-- Problem statement --
The answer is the full set of records, given again exactly and without images.

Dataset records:
⁂
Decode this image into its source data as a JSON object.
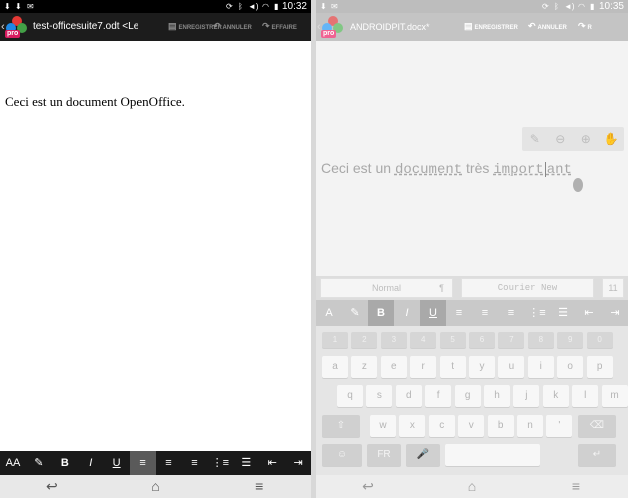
{
  "left": {
    "status": {
      "clock": "10:32"
    },
    "appbar": {
      "title": "test-officesuite7.odt <Le",
      "save_label": "ENREGISTRER",
      "undo_label": "ANNULER",
      "redo_label": "EFFAIRE",
      "logo_badge": "pro"
    },
    "document": {
      "text": "Ceci est un document OpenOffice."
    },
    "format_toolbar": [
      "AA",
      "✎",
      "B",
      "I",
      "U",
      "≡",
      "≡",
      "≡",
      "⋮≡",
      "☰",
      "⇤",
      "⇥"
    ]
  },
  "right": {
    "status": {
      "clock": "10:35"
    },
    "appbar": {
      "title": "ANDROIDPIT.docx*",
      "save_label": "ENREGISTRER",
      "undo_label": "ANNULER",
      "redo_label": "R",
      "logo_badge": "pro"
    },
    "document": {
      "part1": "Ceci est un ",
      "part2": "document",
      "part3": " très ",
      "part4": "import",
      "part5": "ant"
    },
    "styles": {
      "paragraph_style": "Normal",
      "pilcrow": "¶",
      "font": "Courier New",
      "size": "11"
    },
    "format_toolbar": [
      "A",
      "✎",
      "B",
      "I",
      "U",
      "≡",
      "≡",
      "≡",
      "⋮≡",
      "☰",
      "⇤",
      "⇥"
    ],
    "keyboard": {
      "numbers": [
        "1",
        "2",
        "3",
        "4",
        "5",
        "6",
        "7",
        "8",
        "9",
        "0"
      ],
      "row1": [
        "a",
        "z",
        "e",
        "r",
        "t",
        "y",
        "u",
        "i",
        "o",
        "p"
      ],
      "row2": [
        "q",
        "s",
        "d",
        "f",
        "g",
        "h",
        "j",
        "k",
        "l",
        "m"
      ],
      "row3": [
        "w",
        "x",
        "c",
        "v",
        "b",
        "n"
      ],
      "lang": "FR",
      "shift": "⇧",
      "backspace": "⌫",
      "enter": "↵",
      "quote": "'",
      "emoji": "☺",
      "mic": "🎤"
    }
  },
  "navbar": {
    "back": "↩",
    "home": "⌂",
    "menu": "≡"
  },
  "colors": {
    "left_toolbar": "#1a1a1a",
    "right_toolbar": "#c9c9c9",
    "status_bar": "#000000"
  }
}
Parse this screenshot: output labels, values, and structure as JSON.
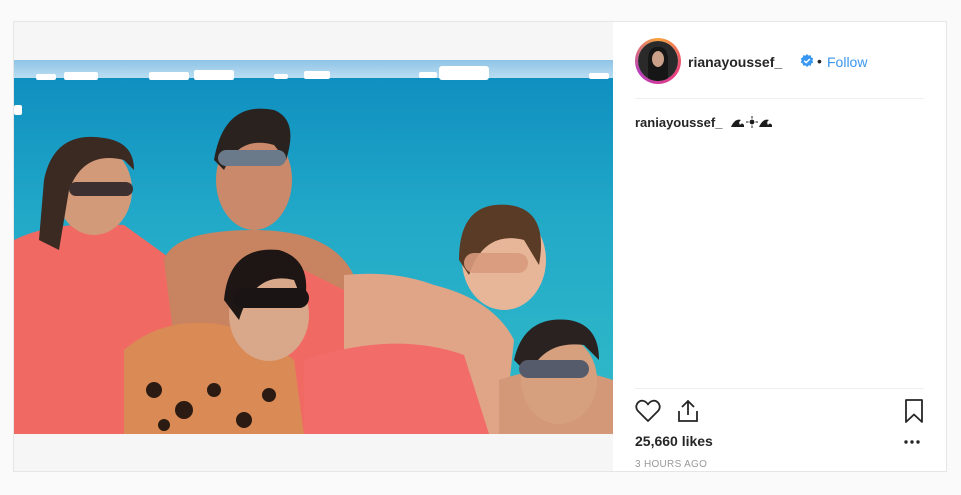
{
  "post": {
    "username": "rianayoussef_",
    "verified": true,
    "follow_label": "Follow",
    "separator": "•",
    "caption": {
      "username": "raniayoussef_",
      "emoji_icons": [
        "wave-icon",
        "sun-icon",
        "wave-icon"
      ]
    },
    "likes": "25,660 likes",
    "timestamp": "3 HOURS AGO",
    "photo_alt": "Group of friends in the sea with pink towels and sunglasses"
  },
  "colors": {
    "follow_blue": "#3897f0",
    "verified_blue": "#3897f0",
    "sea": "#2fb0c7",
    "towel": "#f16a63"
  }
}
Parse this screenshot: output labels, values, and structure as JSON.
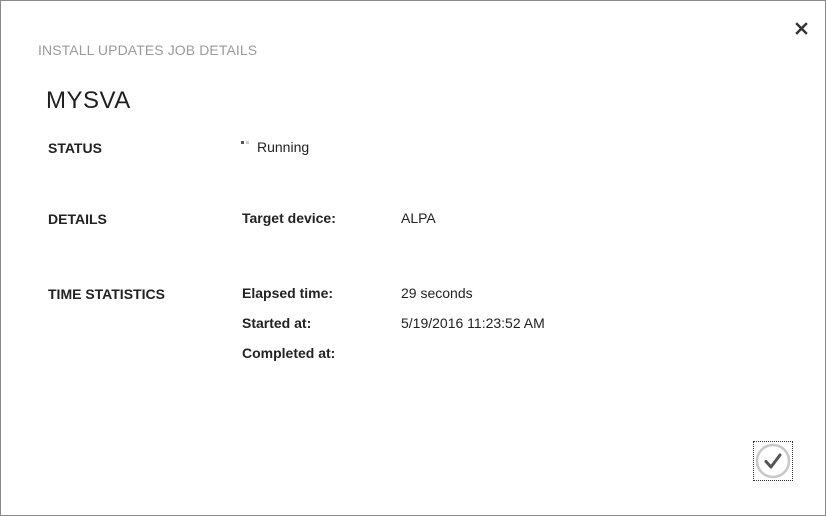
{
  "dialog": {
    "subtitle": "INSTALL UPDATES JOB DETAILS",
    "title": "MYSVA",
    "close_icon": "close-icon",
    "confirm_icon": "checkmark-icon"
  },
  "status": {
    "section_label": "STATUS",
    "value": "Running",
    "icon": "progress-spinner-icon"
  },
  "details": {
    "section_label": "DETAILS",
    "target_device_label": "Target device:",
    "target_device_value": "ALPA"
  },
  "time_statistics": {
    "section_label": "TIME STATISTICS",
    "elapsed_label": "Elapsed time:",
    "elapsed_value": "29 seconds",
    "started_label": "Started at:",
    "started_value": "5/19/2016 11:23:52 AM",
    "completed_label": "Completed at:",
    "completed_value": ""
  }
}
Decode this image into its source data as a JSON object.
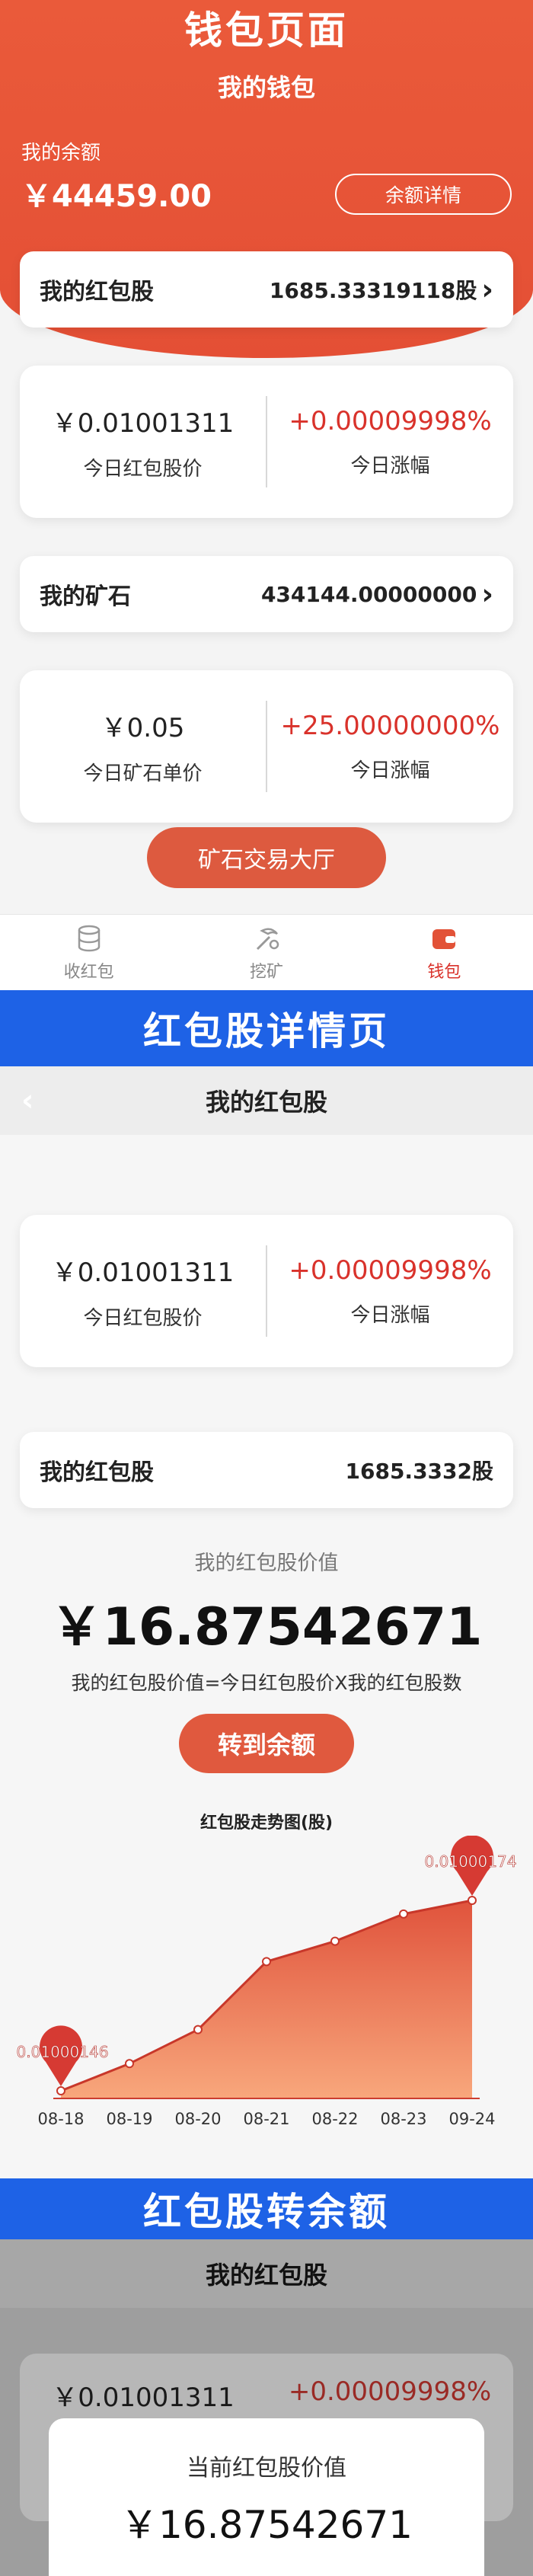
{
  "banners": {
    "wallet": "钱包页面",
    "detail": "红包股详情页",
    "transfer": "红包股转余额"
  },
  "wallet": {
    "title": "我的钱包",
    "balance_label": "我的余额",
    "balance_value": "￥44459.00",
    "balance_detail_button": "余额详情",
    "hongbao": {
      "label": "我的红包股",
      "value": "1685.33319118股"
    },
    "hongbao_stats": {
      "price": "￥0.01001311",
      "price_label": "今日红包股价",
      "change": "+0.00009998%",
      "change_label": "今日涨幅"
    },
    "ore": {
      "label": "我的矿石",
      "value": "434144.00000000"
    },
    "ore_stats": {
      "price": "￥0.05",
      "price_label": "今日矿石单价",
      "change": "+25.00000000%",
      "change_label": "今日涨幅"
    },
    "trade_button": "矿石交易大厅",
    "tabs": [
      {
        "label": "收红包",
        "icon": "database-icon"
      },
      {
        "label": "挖矿",
        "icon": "pickaxe-icon"
      },
      {
        "label": "钱包",
        "icon": "wallet-icon",
        "active": true
      }
    ]
  },
  "detail": {
    "title": "我的红包股",
    "stats": {
      "price": "￥0.01001311",
      "price_label": "今日红包股价",
      "change": "+0.00009998%",
      "change_label": "今日涨幅"
    },
    "holding": {
      "label": "我的红包股",
      "value": "1685.3332股"
    },
    "value_label": "我的红包股价值",
    "value_amount": "￥16.87542671",
    "formula": "我的红包股价值=今日红包股价X我的红包股数",
    "transfer_button": "转到余额"
  },
  "chart_data": {
    "type": "area",
    "title": "红包股走势图(股)",
    "x": [
      "08-18",
      "08-19",
      "08-20",
      "08-21",
      "08-22",
      "08-23",
      "09-24"
    ],
    "y": [
      0.01000146,
      0.0100015,
      0.01000155,
      0.01000165,
      0.01000168,
      0.01000172,
      0.01000174
    ],
    "markers": [
      {
        "label": "0.01000146",
        "index": 0
      },
      {
        "label": "0.01000174",
        "index": 6
      }
    ],
    "colors": {
      "fill_top": "#e0533c",
      "fill_bottom": "#f8a77c",
      "line": "#c8372a",
      "marker": "#d63a33"
    }
  },
  "transfer": {
    "title": "我的红包股",
    "stats_price": "￥0.01001311",
    "stats_change": "+0.00009998%",
    "modal_label": "当前红包股价值",
    "modal_value": "￥16.87542671"
  }
}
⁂
-- Solution to this task --
Decode this image into its source data as a JSON object.
{
  "left": {
    "status": {
      "clock": "10:32"
    },
    "appbar": {
      "title": "test-officesuite7.odt <Le",
      "save_label": "ENREGISTRER",
      "undo_label": "ANNULER",
      "redo_label": "EFFAIRE",
      "logo_badge": "pro"
    },
    "document": {
      "text": "Ceci est un document OpenOffice."
    },
    "format_toolbar": [
      "AA",
      "✎",
      "B",
      "I",
      "U",
      "≡",
      "≡",
      "≡",
      "⋮≡",
      "☰",
      "⇤",
      "⇥"
    ]
  },
  "right": {
    "status": {
      "clock": "10:35"
    },
    "appbar": {
      "title": "ANDROIDPIT.docx*",
      "save_label": "ENREGISTRER",
      "undo_label": "ANNULER",
      "redo_label": "R",
      "logo_badge": "pro"
    },
    "document": {
      "part1": "Ceci est un ",
      "part2": "document",
      "part3": " très ",
      "part4": "import",
      "part5": "ant"
    },
    "styles": {
      "paragraph_style": "Normal",
      "pilcrow": "¶",
      "font": "Courier New",
      "size": "11"
    },
    "format_toolbar": [
      "A",
      "✎",
      "B",
      "I",
      "U",
      "≡",
      "≡",
      "≡",
      "⋮≡",
      "☰",
      "⇤",
      "⇥"
    ],
    "keyboard": {
      "numbers": [
        "1",
        "2",
        "3",
        "4",
        "5",
        "6",
        "7",
        "8",
        "9",
        "0"
      ],
      "row1": [
        "a",
        "z",
        "e",
        "r",
        "t",
        "y",
        "u",
        "i",
        "o",
        "p"
      ],
      "row2": [
        "q",
        "s",
        "d",
        "f",
        "g",
        "h",
        "j",
        "k",
        "l",
        "m"
      ],
      "row3": [
        "w",
        "x",
        "c",
        "v",
        "b",
        "n"
      ],
      "lang": "FR",
      "shift": "⇧",
      "backspace": "⌫",
      "enter": "↵",
      "quote": "'",
      "emoji": "☺",
      "mic": "🎤"
    }
  },
  "navbar": {
    "back": "↩",
    "home": "⌂",
    "menu": "≡"
  },
  "colors": {
    "left_toolbar": "#1a1a1a",
    "right_toolbar": "#c9c9c9",
    "status_bar": "#000000"
  }
}
Parse this screenshot: output labels, values, and structure as JSON.
{
  "post": {
    "username": "rianayoussef_",
    "verified": true,
    "follow_label": "Follow",
    "separator": "•",
    "caption": {
      "username": "raniayoussef_",
      "emoji_icons": [
        "wave-icon",
        "sun-icon",
        "wave-icon"
      ]
    },
    "likes": "25,660 likes",
    "timestamp": "3 HOURS AGO",
    "photo_alt": "Group of friends in the sea with pink towels and sunglasses"
  },
  "colors": {
    "follow_blue": "#3897f0",
    "verified_blue": "#3897f0",
    "sea": "#2fb0c7",
    "towel": "#f16a63"
  }
}
Parse this screenshot: output labels, values, and structure as JSON.
{
  "dialog": {
    "subtitle": "INSTALL UPDATES JOB DETAILS",
    "title": "MYSVA",
    "close_icon": "close-icon",
    "confirm_icon": "checkmark-icon"
  },
  "status": {
    "section_label": "STATUS",
    "value": "Running",
    "icon": "progress-spinner-icon"
  },
  "details": {
    "section_label": "DETAILS",
    "target_device_label": "Target device:",
    "target_device_value": "ALPA"
  },
  "time_statistics": {
    "section_label": "TIME STATISTICS",
    "elapsed_label": "Elapsed time:",
    "elapsed_value": "29 seconds",
    "started_label": "Started at:",
    "started_value": "5/19/2016 11:23:52 AM",
    "completed_label": "Completed at:",
    "completed_value": ""
  }
}
Decode this image into its source data as a JSON object.
{
  "banners": {
    "wallet": "钱包页面",
    "detail": "红包股详情页",
    "transfer": "红包股转余额"
  },
  "wallet": {
    "title": "我的钱包",
    "balance_label": "我的余额",
    "balance_value": "￥44459.00",
    "balance_detail_button": "余额详情",
    "hongbao": {
      "label": "我的红包股",
      "value": "1685.33319118股"
    },
    "hongbao_stats": {
      "price": "￥0.01001311",
      "price_label": "今日红包股价",
      "change": "+0.00009998%",
      "change_label": "今日涨幅"
    },
    "ore": {
      "label": "我的矿石",
      "value": "434144.00000000"
    },
    "ore_stats": {
      "price": "￥0.05",
      "price_label": "今日矿石单价",
      "change": "+25.00000000%",
      "change_label": "今日涨幅"
    },
    "trade_button": "矿石交易大厅",
    "tabs": [
      {
        "label": "收红包",
        "icon": "database-icon"
      },
      {
        "label": "挖矿",
        "icon": "pickaxe-icon"
      },
      {
        "label": "钱包",
        "icon": "wallet-icon",
        "active": true
      }
    ]
  },
  "detail": {
    "title": "我的红包股",
    "stats": {
      "price": "￥0.01001311",
      "price_label": "今日红包股价",
      "change": "+0.00009998%",
      "change_label": "今日涨幅"
    },
    "holding": {
      "label": "我的红包股",
      "value": "1685.3332股"
    },
    "value_label": "我的红包股价值",
    "value_amount": "￥16.87542671",
    "formula": "我的红包股价值=今日红包股价X我的红包股数",
    "transfer_button": "转到余额"
  },
  "chart_data": {
    "type": "area",
    "title": "红包股走势图(股)",
    "x": [
      "08-18",
      "08-19",
      "08-20",
      "08-21",
      "08-22",
      "08-23",
      "09-24"
    ],
    "y": [
      0.01000146,
      0.0100015,
      0.01000155,
      0.01000165,
      0.01000168,
      0.01000172,
      0.01000174
    ],
    "markers": [
      {
        "label": "0.01000146",
        "index": 0
      },
      {
        "label": "0.01000174",
        "index": 6
      }
    ],
    "colors": {
      "fill_top": "#e0533c",
      "fill_bottom": "#f8a77c",
      "line": "#c8372a",
      "marker": "#d63a33"
    }
  },
  "transfer": {
    "title": "我的红包股",
    "stats_price": "￥0.01001311",
    "stats_change": "+0.00009998%",
    "modal_label": "当前红包股价值",
    "modal_value": "￥16.87542671"
  }
}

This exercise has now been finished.